** EXTRACTED MATERIAL follows **

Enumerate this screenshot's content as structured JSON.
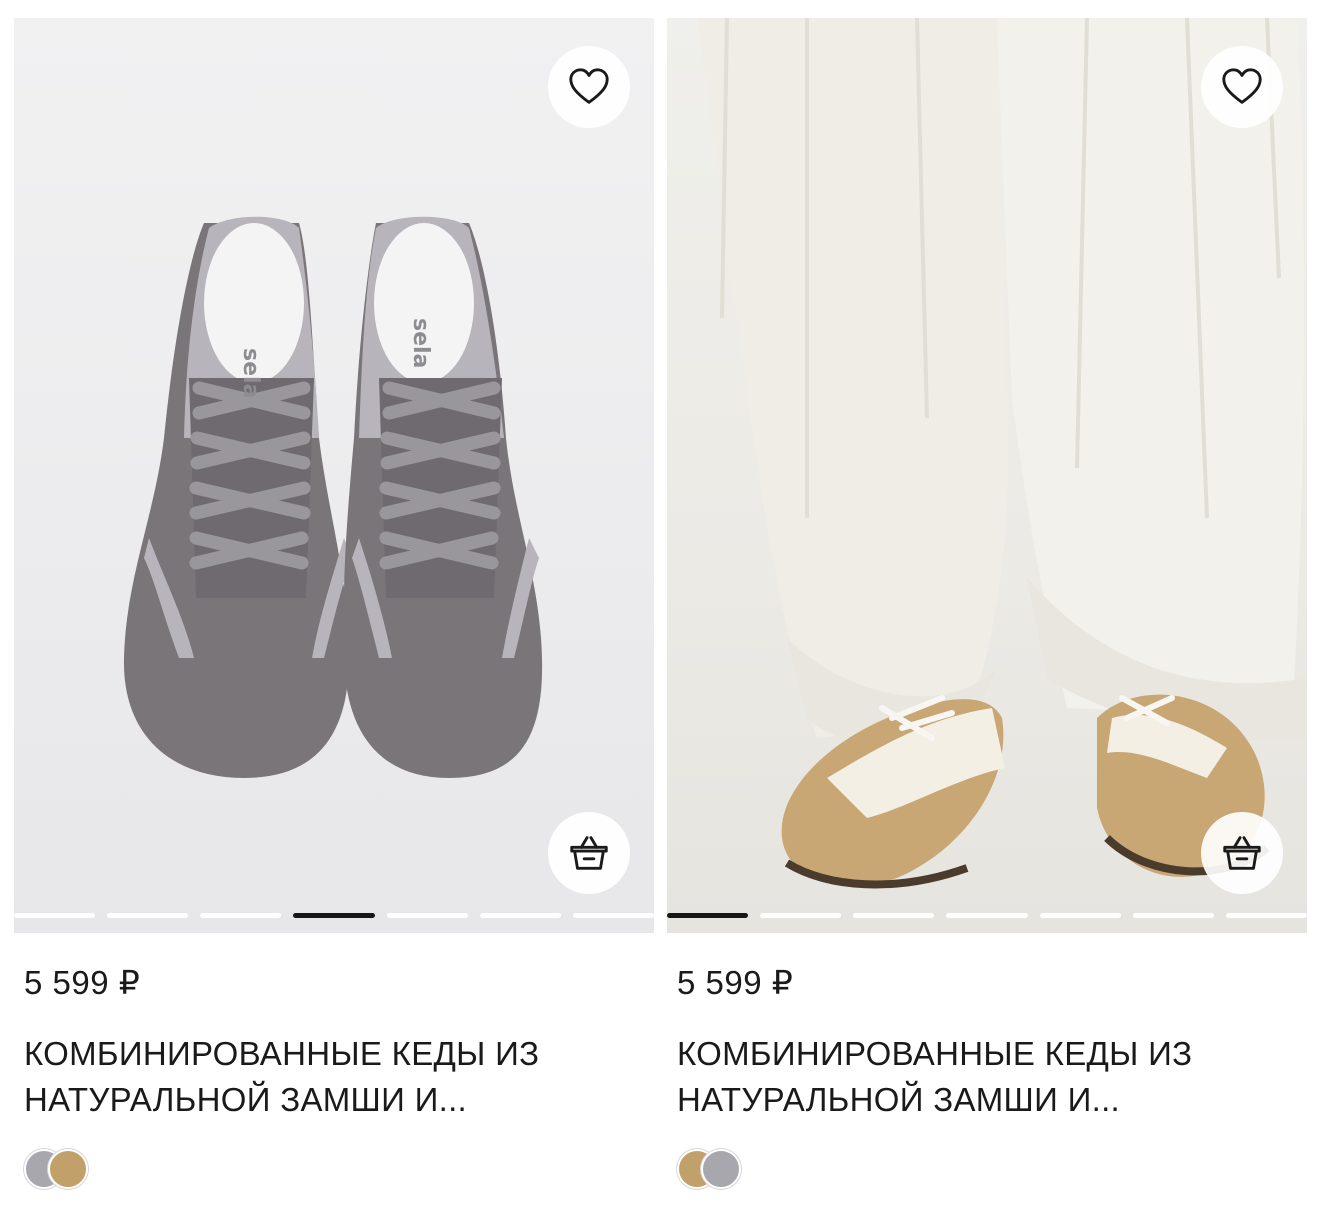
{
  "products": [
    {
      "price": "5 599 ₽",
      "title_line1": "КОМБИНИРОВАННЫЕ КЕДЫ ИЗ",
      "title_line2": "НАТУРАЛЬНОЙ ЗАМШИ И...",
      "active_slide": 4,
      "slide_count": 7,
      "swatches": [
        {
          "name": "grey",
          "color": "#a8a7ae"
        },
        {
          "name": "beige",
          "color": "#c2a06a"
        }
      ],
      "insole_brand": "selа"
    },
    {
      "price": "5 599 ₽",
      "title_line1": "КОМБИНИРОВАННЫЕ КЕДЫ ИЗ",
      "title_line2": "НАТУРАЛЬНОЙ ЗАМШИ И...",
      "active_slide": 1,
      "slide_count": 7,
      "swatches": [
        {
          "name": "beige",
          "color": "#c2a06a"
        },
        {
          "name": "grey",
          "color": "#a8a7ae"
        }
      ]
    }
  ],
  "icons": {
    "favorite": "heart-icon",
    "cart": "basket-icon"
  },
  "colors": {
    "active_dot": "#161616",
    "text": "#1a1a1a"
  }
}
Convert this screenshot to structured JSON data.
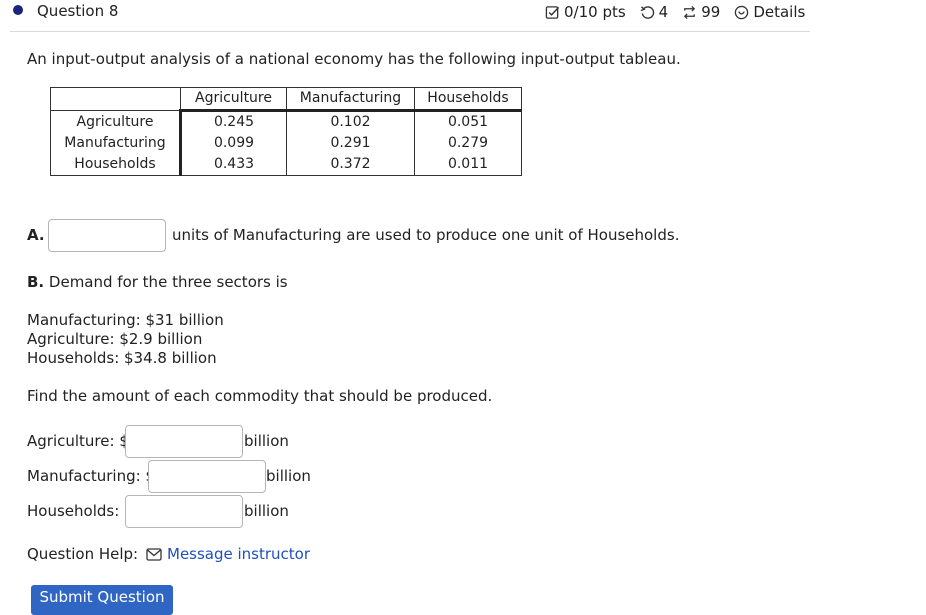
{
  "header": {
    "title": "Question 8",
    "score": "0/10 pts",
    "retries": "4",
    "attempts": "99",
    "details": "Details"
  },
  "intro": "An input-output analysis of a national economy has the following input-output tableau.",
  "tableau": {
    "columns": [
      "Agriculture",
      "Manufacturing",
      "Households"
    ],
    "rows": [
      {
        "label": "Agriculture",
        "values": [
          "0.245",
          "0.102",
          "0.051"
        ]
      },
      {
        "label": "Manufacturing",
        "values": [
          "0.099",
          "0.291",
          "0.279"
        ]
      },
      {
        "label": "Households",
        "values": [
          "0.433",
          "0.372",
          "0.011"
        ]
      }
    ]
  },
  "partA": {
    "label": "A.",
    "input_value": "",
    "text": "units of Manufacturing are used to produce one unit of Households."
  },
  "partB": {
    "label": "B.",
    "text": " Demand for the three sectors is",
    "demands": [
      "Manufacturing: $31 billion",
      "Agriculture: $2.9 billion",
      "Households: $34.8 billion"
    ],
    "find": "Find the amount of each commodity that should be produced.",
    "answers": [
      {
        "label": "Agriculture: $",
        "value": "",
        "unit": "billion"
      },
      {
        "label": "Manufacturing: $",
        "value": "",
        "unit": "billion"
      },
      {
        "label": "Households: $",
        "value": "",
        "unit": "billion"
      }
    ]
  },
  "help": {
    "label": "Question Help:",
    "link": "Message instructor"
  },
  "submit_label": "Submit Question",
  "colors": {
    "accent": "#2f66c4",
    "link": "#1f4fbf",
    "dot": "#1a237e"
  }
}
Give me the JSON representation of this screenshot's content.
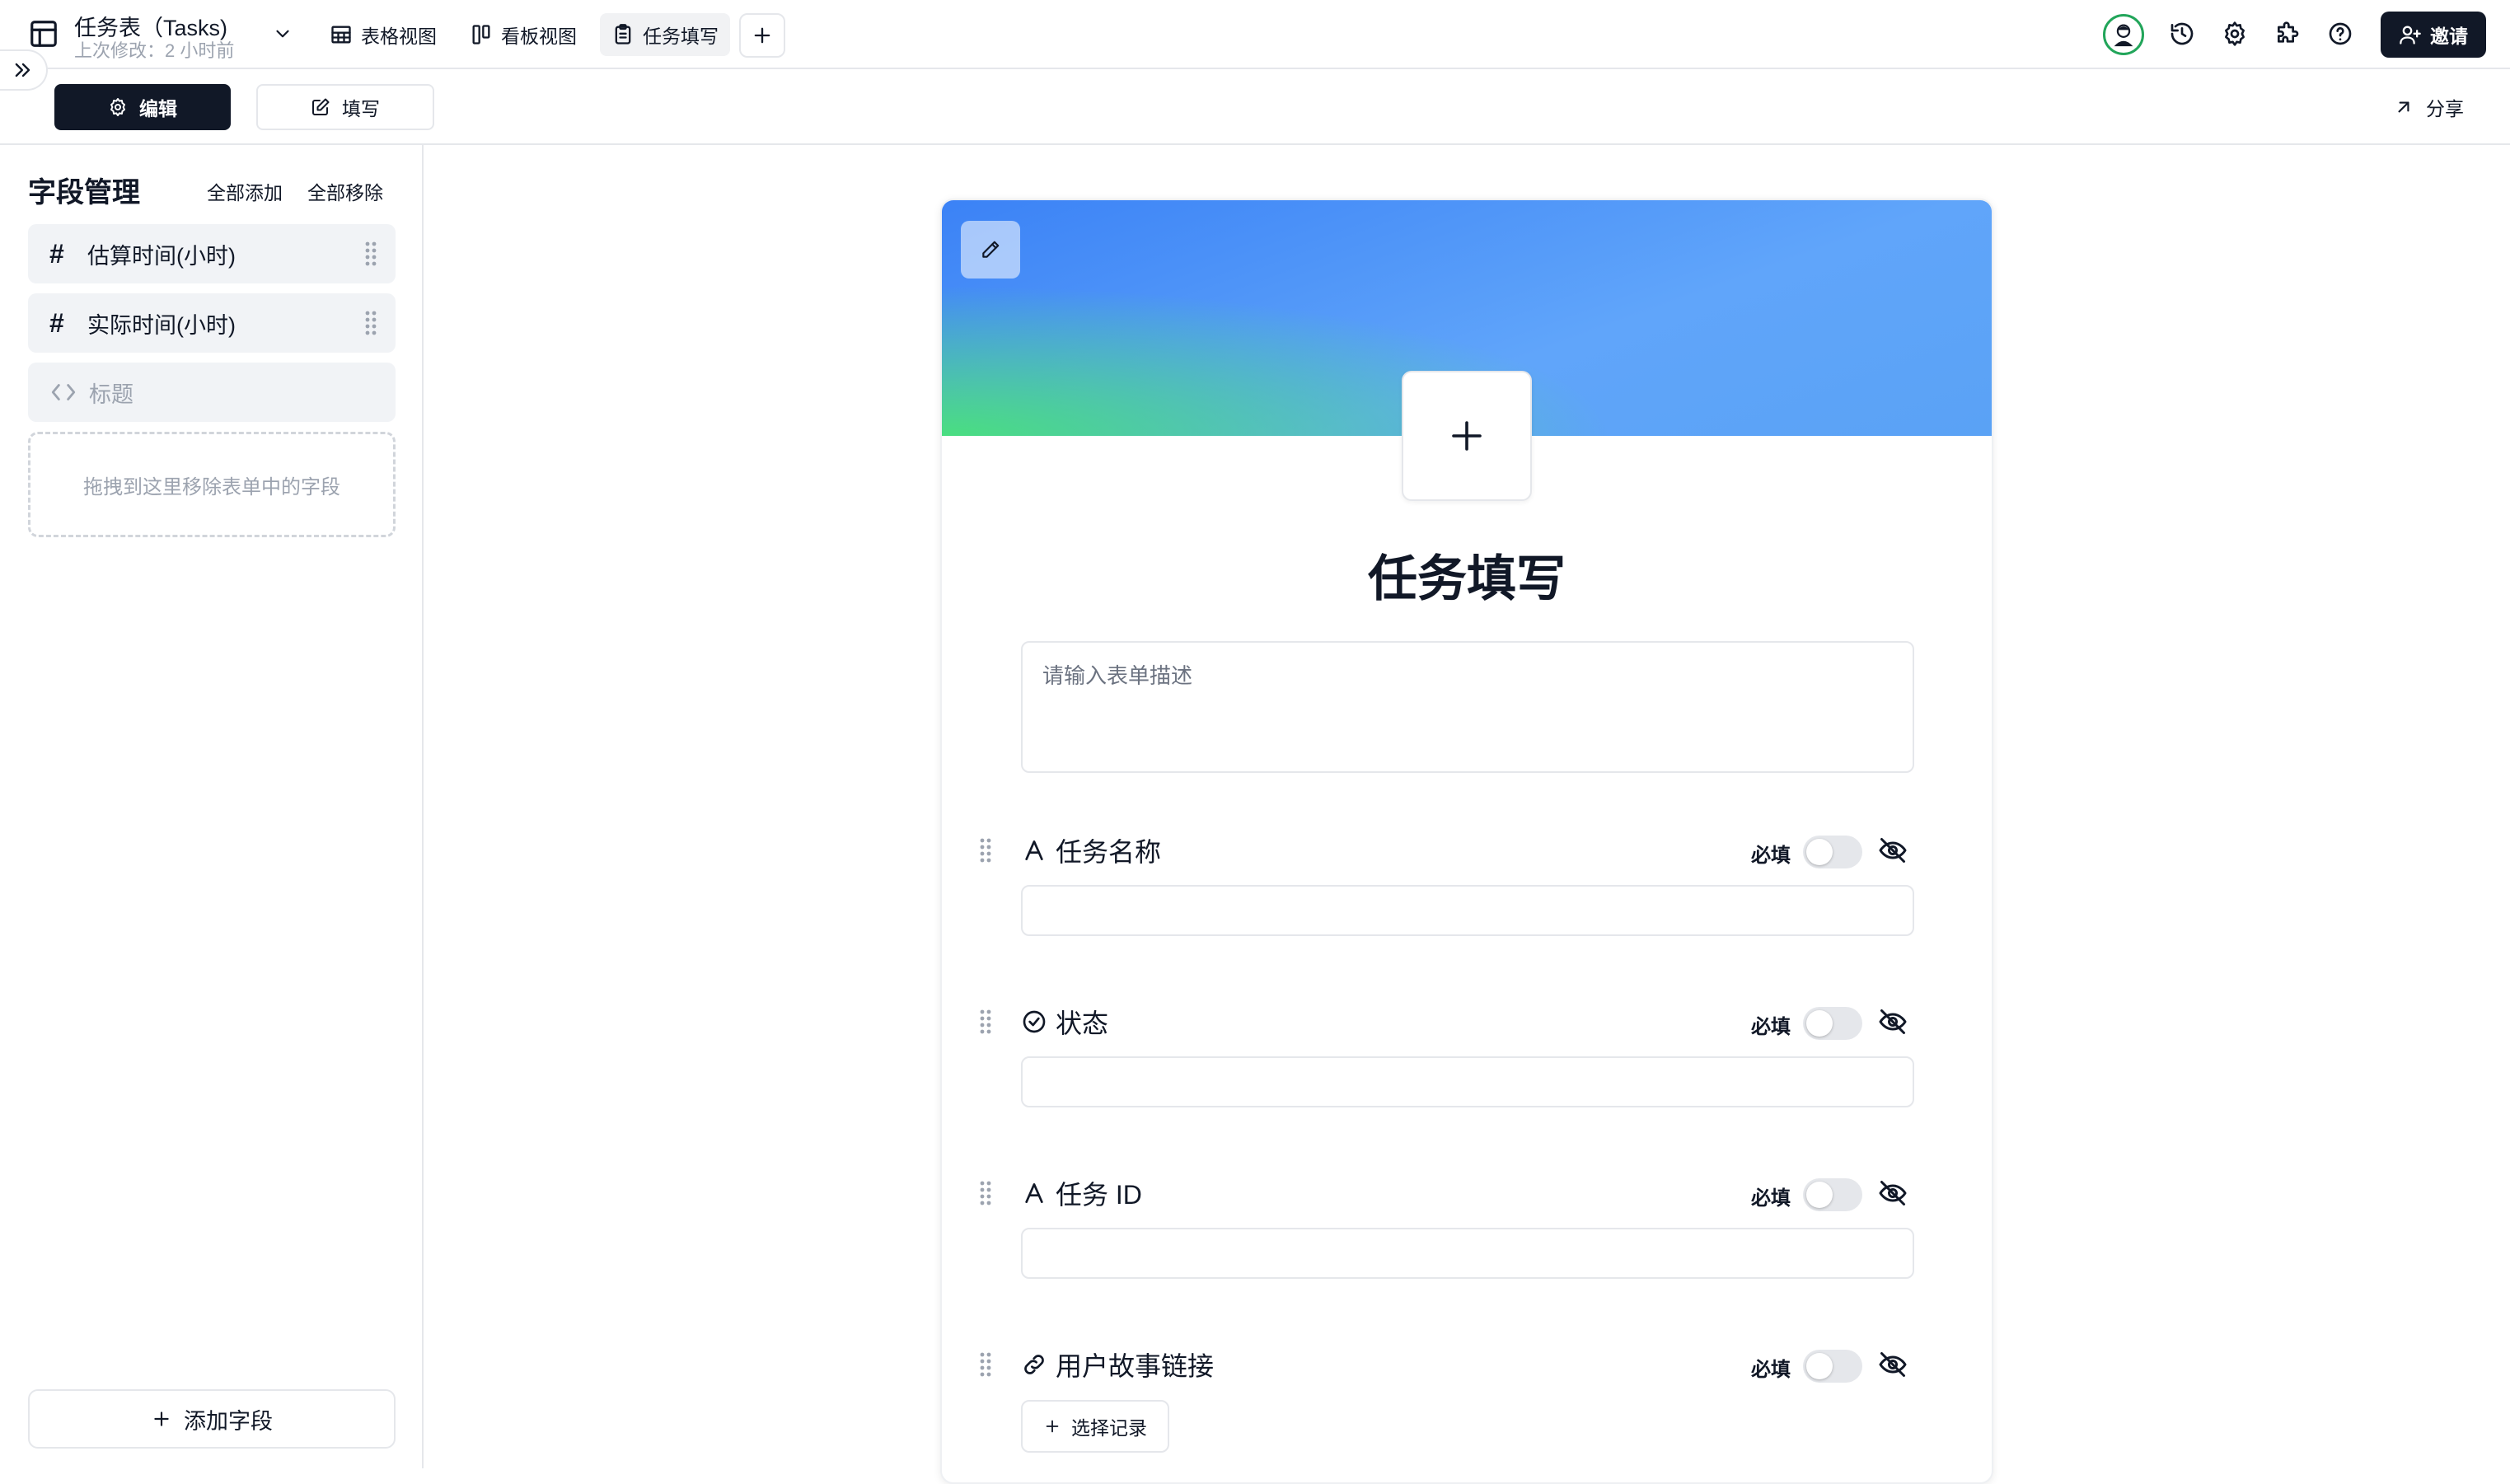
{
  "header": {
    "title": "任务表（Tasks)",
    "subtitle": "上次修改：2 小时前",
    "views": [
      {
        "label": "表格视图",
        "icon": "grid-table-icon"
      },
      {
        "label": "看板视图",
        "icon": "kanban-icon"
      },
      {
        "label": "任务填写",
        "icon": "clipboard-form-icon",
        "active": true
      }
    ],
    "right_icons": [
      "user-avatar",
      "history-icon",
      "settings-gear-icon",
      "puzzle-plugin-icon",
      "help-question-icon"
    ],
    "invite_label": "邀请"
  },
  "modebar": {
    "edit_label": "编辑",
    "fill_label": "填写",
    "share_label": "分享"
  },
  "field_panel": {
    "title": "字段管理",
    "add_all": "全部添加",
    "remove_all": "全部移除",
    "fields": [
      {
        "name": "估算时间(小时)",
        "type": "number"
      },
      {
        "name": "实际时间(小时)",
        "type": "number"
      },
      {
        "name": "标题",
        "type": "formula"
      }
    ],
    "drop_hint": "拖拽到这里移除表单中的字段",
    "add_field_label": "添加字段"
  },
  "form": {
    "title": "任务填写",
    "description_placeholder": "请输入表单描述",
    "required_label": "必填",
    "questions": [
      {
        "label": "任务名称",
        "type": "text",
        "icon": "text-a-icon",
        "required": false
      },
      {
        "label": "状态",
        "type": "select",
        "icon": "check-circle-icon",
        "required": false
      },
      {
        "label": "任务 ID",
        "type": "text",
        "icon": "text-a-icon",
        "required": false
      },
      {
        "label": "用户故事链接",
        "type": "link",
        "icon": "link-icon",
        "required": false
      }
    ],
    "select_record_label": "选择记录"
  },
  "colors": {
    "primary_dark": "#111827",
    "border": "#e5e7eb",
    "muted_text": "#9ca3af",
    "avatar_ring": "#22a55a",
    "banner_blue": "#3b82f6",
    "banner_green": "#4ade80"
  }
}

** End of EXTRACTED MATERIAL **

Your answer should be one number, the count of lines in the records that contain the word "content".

* EXERCISE RESPONSE:
2